- Action item -
Without carrying over a single picture, write out the records below exactly.
--- Provided records ---
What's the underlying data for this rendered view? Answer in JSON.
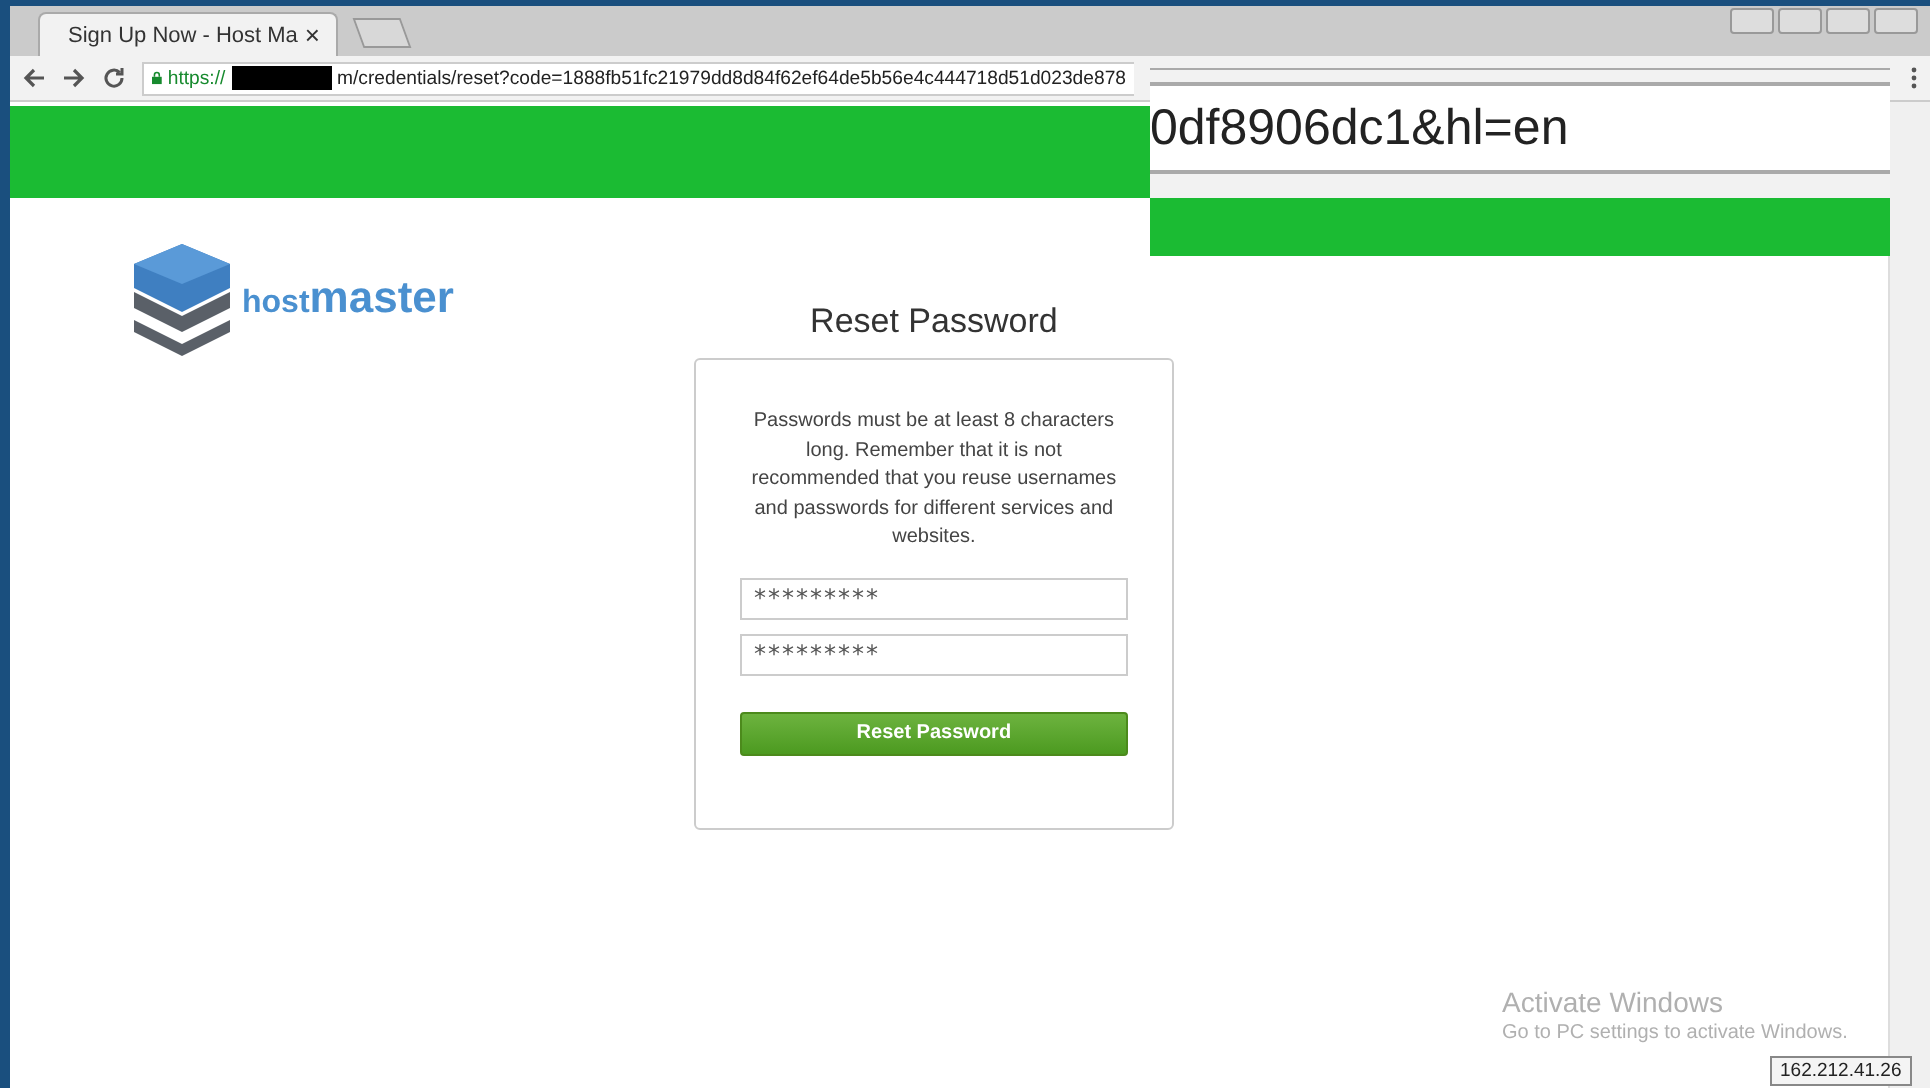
{
  "tab": {
    "title": "Sign Up Now - Host Ma",
    "close": "×"
  },
  "address_bar": {
    "scheme": "https://",
    "url": "m/credentials/reset?code=1888fb51fc21979dd8d84f62ef64de5b56e4c444718d51d023de878"
  },
  "zoom_inset": {
    "text": "0df8906dc1&hl=en"
  },
  "logo": {
    "prefix": "host",
    "name": "master"
  },
  "form": {
    "title": "Reset Password",
    "note": "Passwords must be at least 8 characters long. Remember that it is not recommended that you reuse usernames and passwords for different services and websites.",
    "fields": [
      {
        "value": "*********"
      },
      {
        "value": "*********"
      }
    ],
    "button": "Reset Password"
  },
  "overlay": {
    "title": "Activate Windows",
    "subtitle": "Go to PC settings to activate Windows."
  },
  "ip_label": "162.212.41.26"
}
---
- Expected output -
What's the underlying data for this rendered view? Answer in JSON.
{
  "tab": {
    "title": "Sign Up Now - Host Ma",
    "close": "×"
  },
  "address_bar": {
    "scheme": "https://",
    "url": "m/credentials/reset?code=1888fb51fc21979dd8d84f62ef64de5b56e4c444718d51d023de878"
  },
  "zoom_inset": {
    "text": "0df8906dc1&hl=en"
  },
  "logo": {
    "prefix": "host",
    "name": "master"
  },
  "form": {
    "title": "Reset Password",
    "note": "Passwords must be at least 8 characters long. Remember that it is not recommended that you reuse usernames and passwords for different services and websites.",
    "fields": [
      {
        "value": "*********"
      },
      {
        "value": "*********"
      }
    ],
    "button": "Reset Password"
  },
  "overlay": {
    "title": "Activate Windows",
    "subtitle": "Go to PC settings to activate Windows."
  },
  "ip_label": "162.212.41.26"
}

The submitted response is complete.